The graduate student team behind NiFTy and the undergraduate team behind Flurry took home top prizes at the annual McGinnis Venture Competition on Tuesday, March 22.

Presented by the Swartz Center for Entrepreneurship, the McGinnis Venture Competition invited student entrepreneurs from across Carnegie Mellon University to compete for a total of $60,000 in investment funds to support their startup ventures. The competition began with two virtual rounds in which teams had the opportunity to work with alumni entrepreneurs and venture capitalists to develop their ideas and business plans.

“The McGinnis Venture Competition is an opportunity for CMU students to get intensive coaching, judging and feedback on their ideas and startups — which is equally important to the investment they win,” said Dave Mawhinney, executive director of the Swartz Center and associate teaching professor of entrepreneurship. “Many past winners have become successful growing businesses, including Tepper School of Business alumni Alison Alvarez (BlastPoint), Austin Webb (Fifth Season), and JJ Xu (TalkMeUp).”

In the third and final round, held in-person at the Swartz Center in the Tepper building, finalist teams had the opportunity to pitch their startup ideas to faculty and entrepreneurs. Three undergraduate teams and 11 graduate teams competed in the 2022 finals.

Graduate Track Winners
NiFTy is a platform for blockchain-based games where gamers can access games and buy, sell or trade their in-game assets as non-fungible tokens (NFTs). The winning team members are Pranjal Chavarkar, Adithiyajothiram Lakshmanaperumal, and Kyle Snyder, all graduate students in the Integrated Innovation Institute. Their first-place win in the graduate track secured $25,000 to continue to develop their company.

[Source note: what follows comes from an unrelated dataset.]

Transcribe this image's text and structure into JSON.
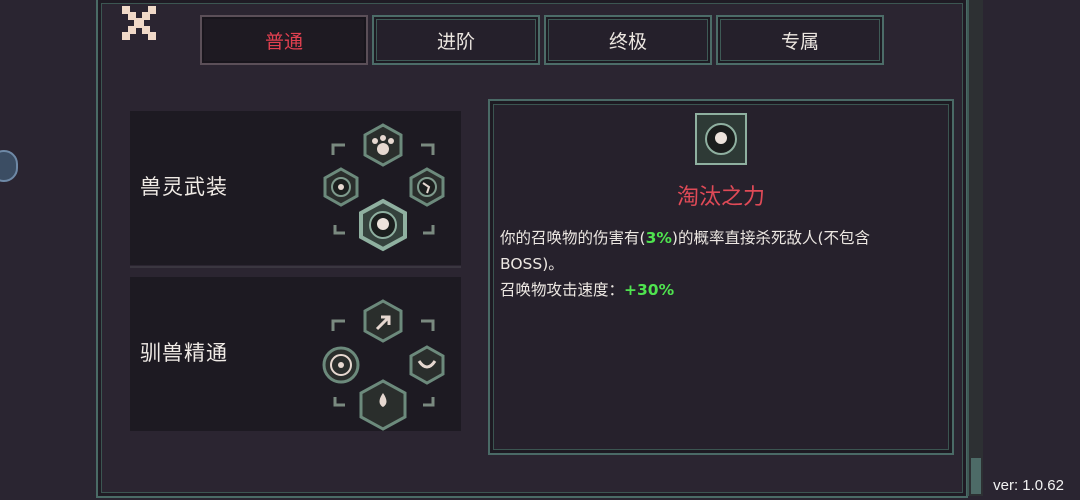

Advanced Optronics took second place in the competition and won $15,000 in investment funds. Advanced Optronics is developing flexible, biocompatible electronic and optical systems to enable smarter, less invasive surgery for a variety of medical applications. Their first product provides real-time feedback to reduce surgical trauma during cochlear implant surgery. Team members include Jay Reddy, a postdoctoral research associate in the Department of Electrical and Computer Engineering, and Ruth Segall, a graduate student in bioengineering at the University of Pittsburgh.

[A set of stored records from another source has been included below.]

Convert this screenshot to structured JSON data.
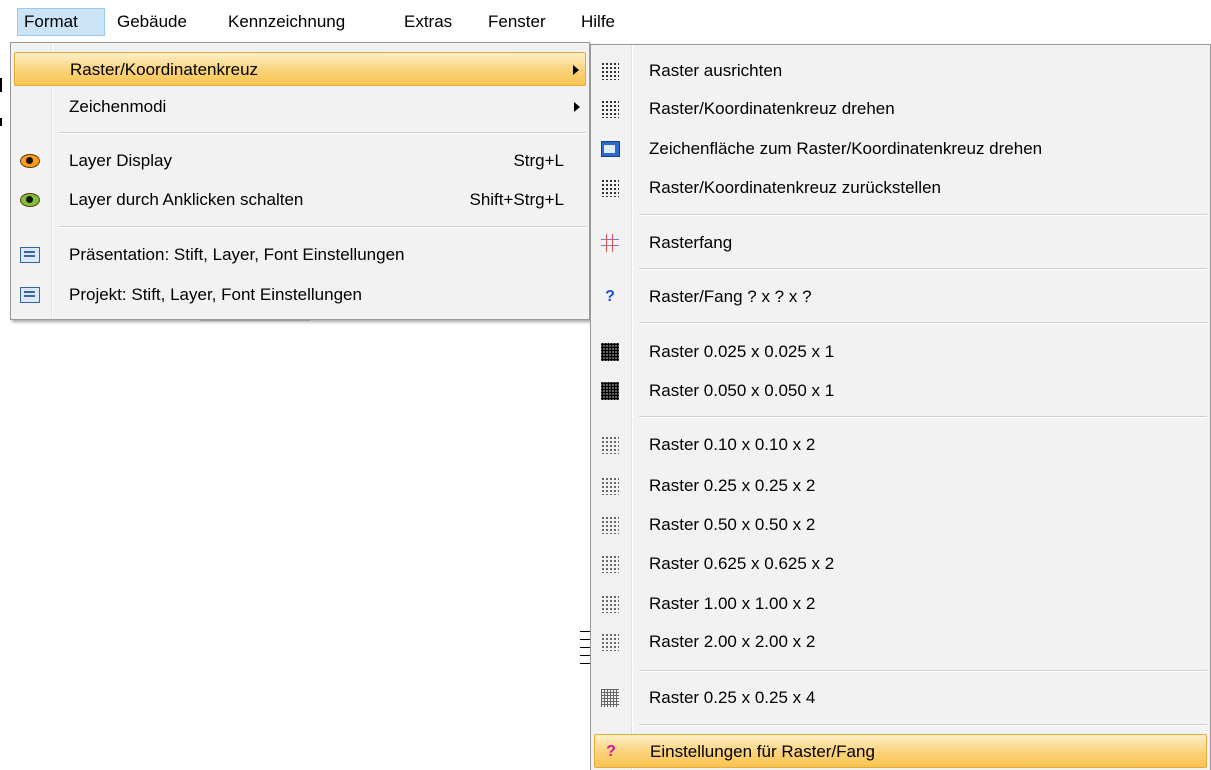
{
  "menubar": {
    "items": [
      {
        "label": "Format",
        "active": true
      },
      {
        "label": "Gebäude"
      },
      {
        "label": "Kennzeichnung"
      },
      {
        "label": "Extras"
      },
      {
        "label": "Fenster"
      },
      {
        "label": "Hilfe"
      }
    ]
  },
  "format_menu": {
    "items": [
      {
        "label": "Raster/Koordinatenkreuz",
        "submenu": true,
        "highlighted": true
      },
      {
        "label": "Zeichenmodi",
        "submenu": true
      },
      {
        "label": "Layer Display",
        "shortcut": "Strg+L",
        "icon": "eye-icon"
      },
      {
        "label": "Layer durch Anklicken schalten",
        "shortcut": "Shift+Strg+L",
        "icon": "eye-toggle-icon"
      },
      {
        "label": "Präsentation: Stift, Layer, Font Einstellungen",
        "icon": "presentation-settings-icon"
      },
      {
        "label": "Projekt: Stift, Layer, Font Einstellungen",
        "icon": "project-settings-icon"
      }
    ]
  },
  "raster_submenu": {
    "items": [
      {
        "label": "Raster ausrichten",
        "icon": "grid-align-icon"
      },
      {
        "label": "Raster/Koordinatenkreuz drehen",
        "icon": "grid-rotate-icon"
      },
      {
        "label": "Zeichenfläche zum Raster/Koordinatenkreuz drehen",
        "icon": "canvas-rotate-icon"
      },
      {
        "label": "Raster/Koordinatenkreuz zurückstellen",
        "icon": "grid-reset-icon"
      },
      {
        "label": "Rasterfang",
        "icon": "grid-snap-icon"
      },
      {
        "label": "Raster/Fang ? x ? x ?",
        "icon": "grid-question-icon"
      },
      {
        "label": "Raster 0.025 x 0.025 x 1",
        "icon": "dense-grid-icon"
      },
      {
        "label": "Raster 0.050 x 0.050 x 1",
        "icon": "dense-grid-icon"
      },
      {
        "label": "Raster 0.10 x 0.10 x 2",
        "icon": "dot-grid-icon"
      },
      {
        "label": "Raster 0.25 x 0.25 x 2",
        "icon": "dot-grid-icon"
      },
      {
        "label": "Raster 0.50 x 0.50 x 2",
        "icon": "dot-grid-icon"
      },
      {
        "label": "Raster 0.625 x 0.625 x 2",
        "icon": "dot-grid-icon"
      },
      {
        "label": "Raster 1.00 x 1.00 x 2",
        "icon": "dot-grid-icon"
      },
      {
        "label": "Raster 2.00 x 2.00 x 2",
        "icon": "dot-grid-icon"
      },
      {
        "label": "Raster 0.25 x 0.25 x 4",
        "icon": "mesh-grid-icon"
      },
      {
        "label": "Einstellungen für Raster/Fang",
        "icon": "grid-settings-question-icon",
        "highlighted": true
      }
    ]
  }
}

For their third place finish, $10,000 in investment fees were awarded to E-Carebetics — an AI-powered diagnostic solution on mobile devices for diabetic retinopathy. The venture was created by Bingda Li, a graduate student in biomedical engineering and engineering and technology innovation management; Devansh Parikh, E-Carebetics technical lead; and Mukunthan Tharmakulasingam, a Ph.D. student at the University of Surrey.

Undergraduate Track Winners
Teams in the undergraduate track who place first or second in the McGinnis Venture Competition are entered in the CMU Venture Challenge (CMUVC) hosted in April by the Undergraduate Entrepreneurship Association. Undergraduate students from across the U.S. participate in CMUVC to compete for seed funding, legal services and mentorship.

Flurry, including team members Miguel Brandao, a junior in mechanical engineering; Jack Winters, a junior in business administration; and Steven Wu, a junior in computer science; earned the top undergraduate prize of $4,000. Flurry created hardware that plugs into a car’s onboard diagnostic port and uses sensors to calculate a value representing a road’s slickness and recommends driving speeds and stopping distances.

Receiving $2,500 in funding and taking home the second-place prize is BAM! Bottle. BAM! Bottle is a portable container that heats liquids on the go through battery power to ensure that drinks remain at the perfect temperature. The venture was created by Kaitlyn Chow, a first-year student in business administration.

The McGinnis Venture Competition was established in 2004 with an endowment from Gerald E. McGinnis, founder of Respironics, Inc., a medical supply company based in Murrysville, Pennsylvania, that was acquired by Philips in 2008. This year’s competition was sponsored by Perkins Coie, Cowen, P&G, Optum and HubSpot for Startups.

Carnegie Mellon University